Tilray Inc. (TLRY) was once considered the top dog in the cannabis industry, but after Monday's shaky earnings report, analysts are having second thoughts.
Eight Capital downgraded to Tilray to Neutral with a $17 price target, which is still an upside of 11%. Cowen analyst Vivien Azer left her market perform rating, but cut her price target from $20 to $15. Azer had downgraded the company prior to earnings on Feb. 24.
Since the cannabis industry is still emerging, companies are struggling to find the inventory sweet spot. Either it's too low and inventory shortages cause unhappy consumers, or it's too much and companies are forced to take charges. The one-two punch of a less than stellar Canada 2.0 launch and a delay in clarity on U.S. CBD -- cannabidiol -- regulations caused Tilray's revenues to miss estimates. Revenue did increase by 202% over last year to $46.94 million, but that missed estimates by $8.58 million. Azer had estimated $55 million for the third quarter and that included $4.2 million for price reductions.
Can't Count on Canada 2.0 Yet

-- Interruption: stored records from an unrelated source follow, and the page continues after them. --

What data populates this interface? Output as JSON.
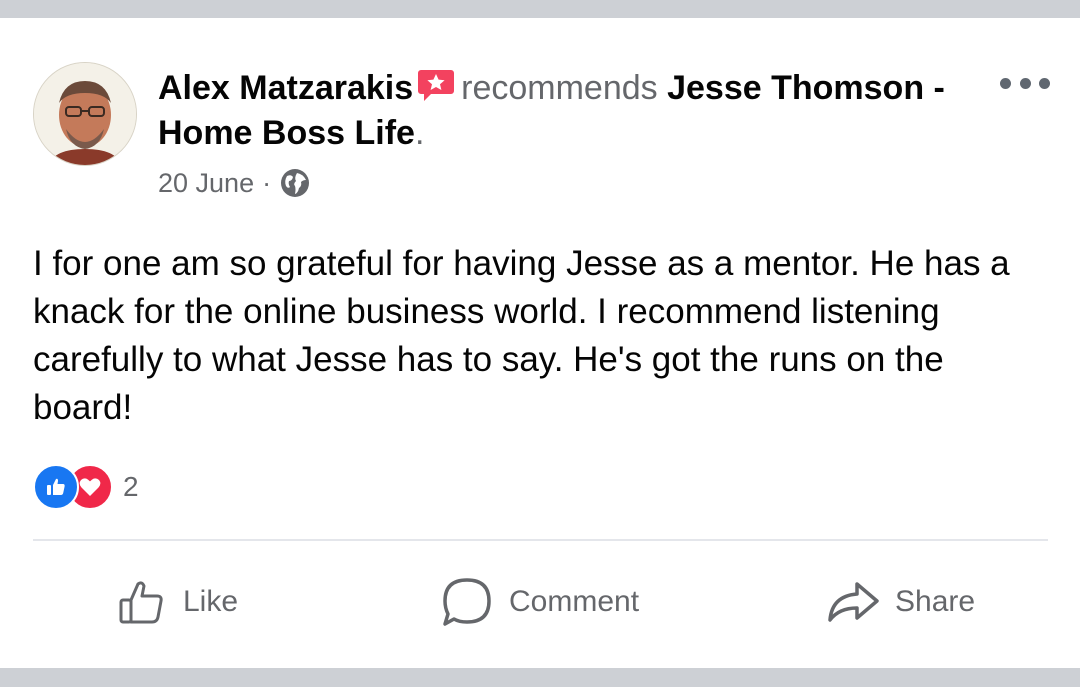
{
  "post": {
    "author": "Alex Matzarakis",
    "action": "recommends",
    "page_name": "Jesse Thomson - Home Boss Life",
    "trailing_punct": ".",
    "date": "20 June",
    "separator": "·",
    "audience_icon": "globe-icon",
    "badge_icon": "recommendation-star-icon",
    "more_icon": "more-options-icon",
    "body": "I for one am so grateful for having Jesse as a mentor. He has a knack for the online business world. I recommend listening carefully to what Jesse has to say. He's got the runs on the board!"
  },
  "reactions": {
    "types": [
      "like-reaction-icon",
      "love-reaction-icon"
    ],
    "count": "2"
  },
  "actions": {
    "like_label": "Like",
    "comment_label": "Comment",
    "share_label": "Share"
  },
  "colors": {
    "text": "#050505",
    "secondary_text": "#65676b",
    "like_blue": "#1877f2",
    "love_red": "#f02849",
    "badge_pink": "#f3425f",
    "page_background": "#cdd0d5",
    "card_background": "#ffffff"
  }
}
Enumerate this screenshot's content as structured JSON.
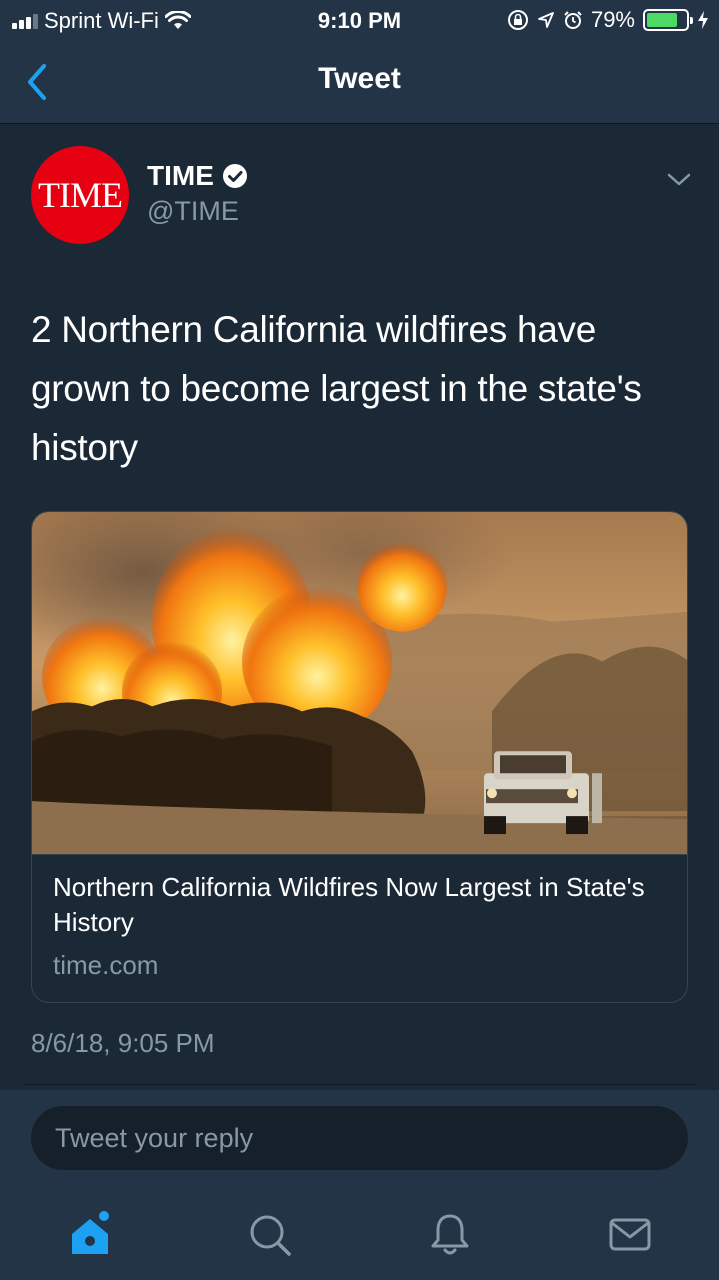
{
  "status_bar": {
    "carrier": "Sprint Wi-Fi",
    "time": "9:10 PM",
    "battery": "79%",
    "battery_level": 0.79
  },
  "nav": {
    "title": "Tweet"
  },
  "tweet": {
    "avatar_text": "TIME",
    "author_name": "TIME",
    "author_handle": "@TIME",
    "text": "2 Northern California wildfires have grown to become largest in the state's history",
    "card": {
      "title": "Northern California Wildfires Now Largest in State's History",
      "domain": "time.com",
      "image": "wildfire-photo"
    },
    "timestamp": "8/6/18, 9:05 PM"
  },
  "reply": {
    "placeholder": "Tweet your reply"
  },
  "tabs": [
    {
      "icon": "home-icon",
      "active": true
    },
    {
      "icon": "search-icon",
      "active": false
    },
    {
      "icon": "bell-icon",
      "active": false
    },
    {
      "icon": "mail-icon",
      "active": false
    }
  ],
  "colors": {
    "background": "#1b2836",
    "bar": "#243447",
    "accent": "#1da1f2",
    "muted": "#8899a6",
    "time_red": "#e60012",
    "battery_green": "#4cd964"
  }
}
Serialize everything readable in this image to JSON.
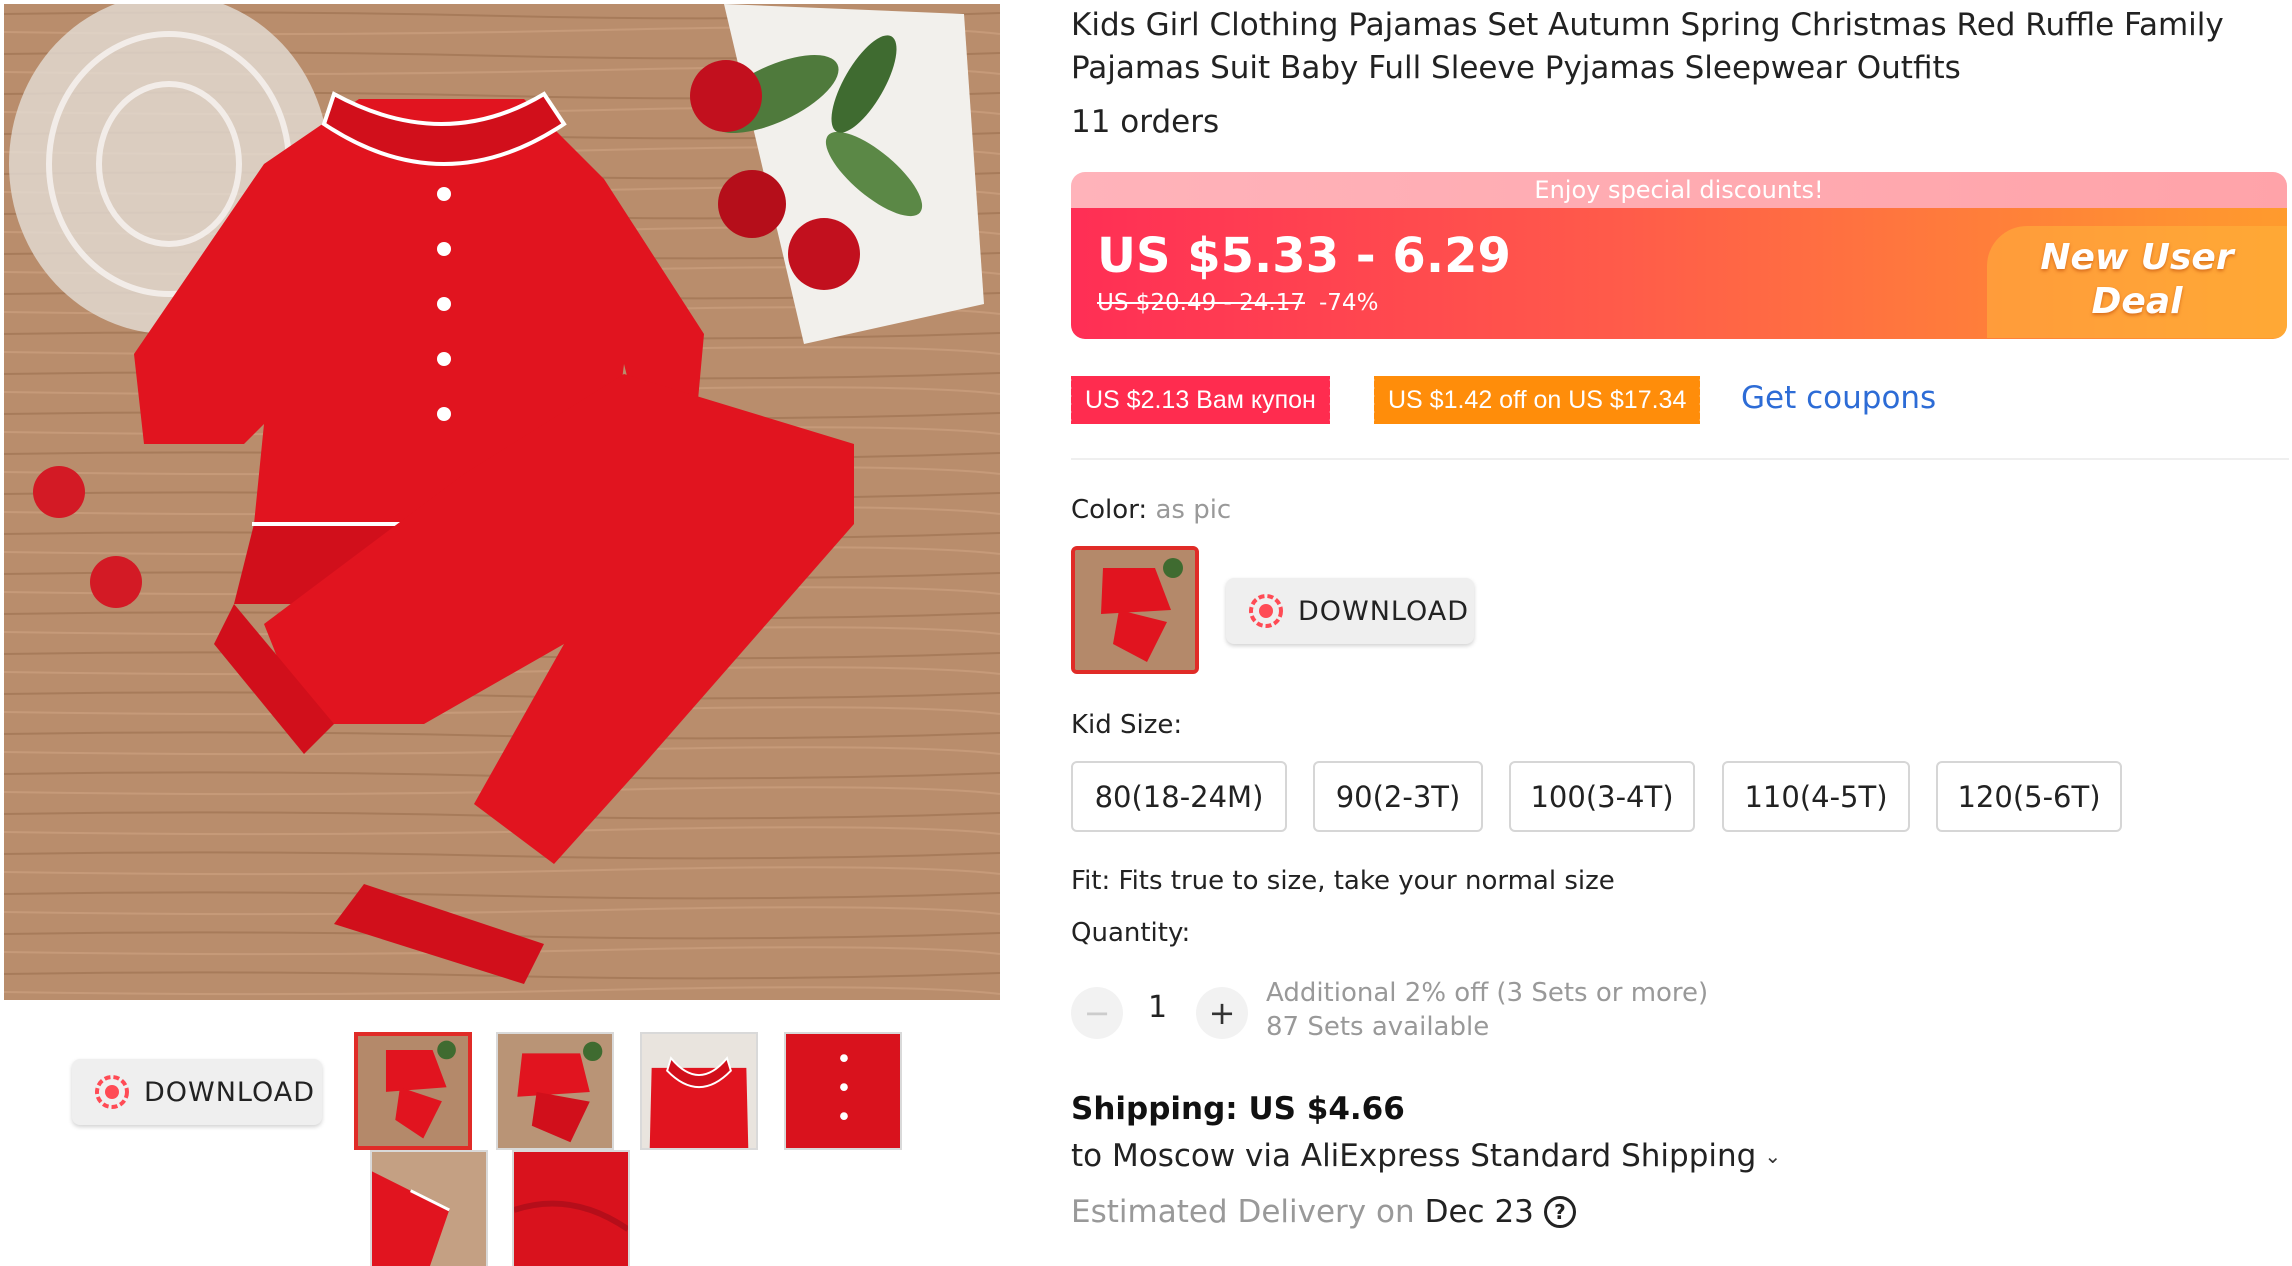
{
  "product": {
    "title": "Kids Girl Clothing Pajamas Set Autumn Spring Christmas Red Ruffle Family Pajamas Suit Baby Full Sleeve Pyjamas Sleepwear Outfits",
    "orders": "11 orders"
  },
  "gallery": {
    "download_label": "DOWNLOAD",
    "thumbnails": [
      "thumbnail-1",
      "thumbnail-2",
      "thumbnail-3",
      "thumbnail-4",
      "thumbnail-5",
      "thumbnail-6"
    ],
    "active_index": 0
  },
  "price": {
    "banner": "Enjoy special discounts!",
    "range": "US $5.33 - 6.29",
    "original": "US $20.49 - 24.17",
    "discount": "-74%",
    "deal_line1": "New User",
    "deal_line2": "Deal"
  },
  "coupons": {
    "coupon1": "US $2.13 Вам купон",
    "coupon2": "US $1.42 off on US $17.34",
    "get_link": "Get coupons"
  },
  "options": {
    "color_label": "Color:",
    "color_value": "as pic",
    "download_label": "DOWNLOAD",
    "size_label": "Kid Size:",
    "sizes": [
      "80(18-24M)",
      "90(2-3T)",
      "100(3-4T)",
      "110(4-5T)",
      "120(5-6T)"
    ],
    "fit": "Fit: Fits true to size, take your normal size"
  },
  "quantity": {
    "label": "Quantity:",
    "minus": "−",
    "plus": "+",
    "value": "1",
    "note1": "Additional 2% off (3 Sets or more)",
    "note2": "87 Sets available"
  },
  "shipping": {
    "title": "Shipping: US $4.66",
    "route": "to Moscow via AliExpress Standard Shipping",
    "chevron": "⌄",
    "delivery_prefix": "Estimated Delivery on",
    "delivery_date": "Dec 23",
    "help": "?"
  },
  "colors": {
    "accent_red": "#ff2c4f",
    "accent_orange": "#ff8d0a",
    "link_blue": "#2d6cd6",
    "selected_border": "#e02b27"
  },
  "icons": {
    "download": "download-icon",
    "help": "question-circle-icon",
    "chevron": "chevron-down-icon"
  }
}
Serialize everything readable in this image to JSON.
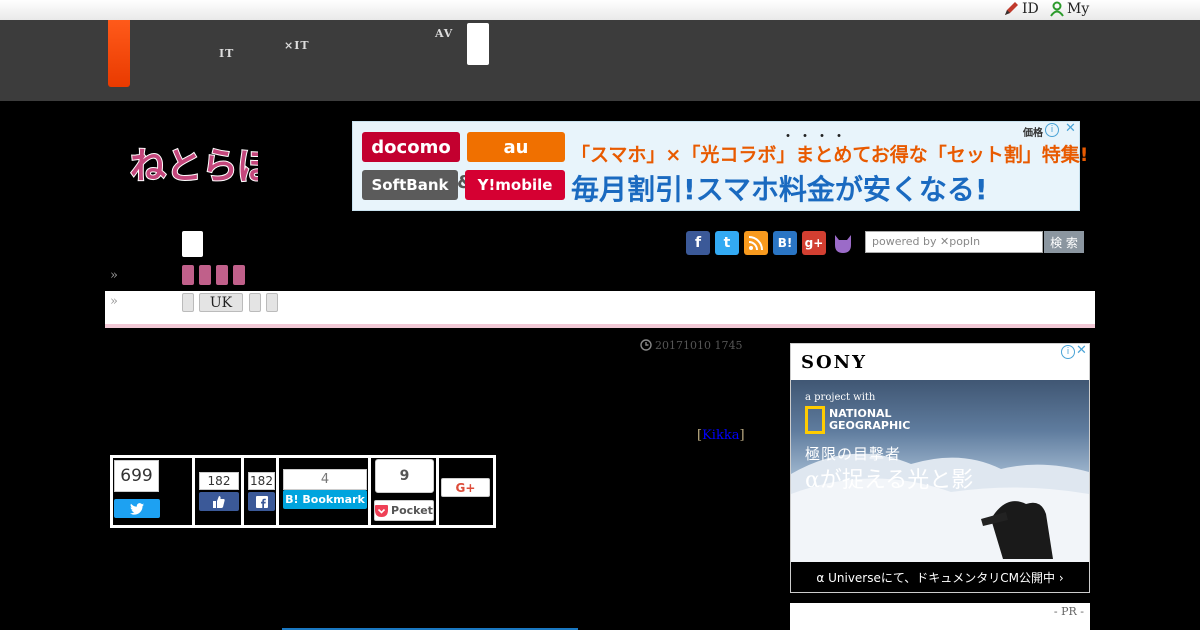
{
  "topbar": {
    "id_label": "ID",
    "my_label": "My"
  },
  "globalnav": {
    "item1_line1": "　　",
    "item1_line2": "IT",
    "item2_line1": "　　　",
    "item2_line2": "×IT",
    "item3_line1": "AV",
    "item3_line2": "　　"
  },
  "logo": {
    "text": "ねとらぼ"
  },
  "ad": {
    "btn_docomo": "docomo",
    "btn_au": "au",
    "btn_softbank": "SoftBank",
    "amp": "&",
    "btn_ymobile": "Y!mobile",
    "price_label": "価格",
    "dots": "・・・・",
    "headline1": "「スマホ」×「光コラボ」まとめてお得な「セット割」特集!",
    "headline2": "毎月割引!スマホ料金が安くなる!"
  },
  "search": {
    "placeholder": "powered by ✕popIn",
    "button": "検 索"
  },
  "tags": {
    "uk": "UK",
    "chevron": "»"
  },
  "article": {
    "date": "20171010 1745",
    "credit_open": "[",
    "credit_name": "Kikka",
    "credit_close": "]"
  },
  "share": {
    "twitter_count": "699",
    "twitter_icon": "twitter-bird",
    "like_count": "182",
    "fb_count": "182",
    "hatena_count": "4",
    "hatena_label": "B! Bookmark",
    "pocket_count": "9",
    "pocket_label": "Pocket",
    "gplus_label": "G+"
  },
  "sony_ad": {
    "brand": "SONY",
    "tagline1": "a project with",
    "ng_line1": "NATIONAL",
    "ng_line2": "GEOGRAPHIC",
    "title1": "極限の目撃者",
    "title2": "αが捉える光と影",
    "footer": "α Universeにて、ドキュメンタリCM公開中 ›"
  },
  "pr": {
    "label": "- PR -"
  },
  "colors": {
    "nav_bg": "#3c3c3c",
    "accent_orange": "#ff5a1a",
    "pink": "#c0608a",
    "twitter": "#1da1f2",
    "facebook": "#3b5998",
    "hatena": "#00a4de",
    "pocket": "#ef4056"
  }
}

Throughout the bear market of 2019 for the sector, cannabis investors had been banking on the addition of new products in the Canadian adult-use market. The companies, including Tilray, had plenty of time to prepare products for the market. Tilray had announced with great fanfare in 2018 a joint venture with Anheuser Busch Inbev (BUD) to create beverages. Delays have caused the beverage to be late to grab early market share. Beverages are not a big percentage of market share when it comes to form factors in cannabis, but it is one of the fastest growing. The company did introduce a new beverage called Everie developed by its joint venture called Fluent.
Edibles have proven to be popular, but supplies have been limited and many dispensaries have reported receiving small shipments that sell out immediately. While Tilray didn't break down its sales by category, it had been aggressively acquiring edible brands. The new brands included a confectionery products called Chowie Wowie and Goodship. The company also released some vape pens under the Marley Natural brand, but these have not been big sellers in the U.S. Maybe they will have better luck with Canadians.
Another concern is the company's dependency on some of its corporate customers. Two customers accounted for 13% each of revenue for 2019. Plus, just two customers accounted for 20% and 10%, respectively, of the company's accounts receivable balance.
The company took a $68 million charge for inventory adjustments due to an excess accumulation of oil for cannabis 2.0 products. The company said that "regulations did not allow the sale of these products until December 2019" in its earnings release. The company also wrote down its hemp products.
CBD Ya Later...
Tilray also had to write down $103 million in the fourth quarter on its agreement with Authentic Brands Group as the U.S. market has not progressed as planned. The Food & Drug Administration has yet to establish guidelines around CBD.
"The decline in fair value of the ABG participation rights is attributable to deferred regulatory clarity for sales of CBD products in the United States," said the company.
Manitoba Harvest is the company's biggest CBD asset and will be the source of its U.S. market products. But that acquisition looks like it will need more time before it will begin to pay off as intended. Tilray said it has dialed down its plans for U.S. CBD sales.
Azer noted that Tilray's net adult-use selling price was $3.19, which is one of the lowest in the market as the company got behind its value brand called The Batch. While value pricing can certainly affect a company's revenue, this bargain trend has also been occurring in the U.S., as well. High taxation is pushing consumers towards the cheaper products. They want the most THC for the price and have no interest in micro-dosing. So, getting behind the value customer shows Tilray has its finger on the pulse.
Whoever can weather this storm will emerge as a long-term cannabis player. Tilray may need to raise more money as the company tackles appropriate inventory levels, but for now the company ended 2019 with $97 million in cash. That is a pretty good cushion to have. The addition of more edible brands will address market demand and as more dispensaries are opened consumers will have more choice.
Also, while Tilray may be slow with its beverage from BUD, it is still ahead of its peers and could win first to market advantage. Vape sales also seem to be recovering and this form factor may bring back lost sales as consumers gain comfort with the current market offerings.
The market may have punished Tilray for its revenue miss, but it should not be counted out. Canada 2.0 will pay off, but the expectations that it would be as big or even bigger than the initial launch of adult use cannabis proved to be wrong.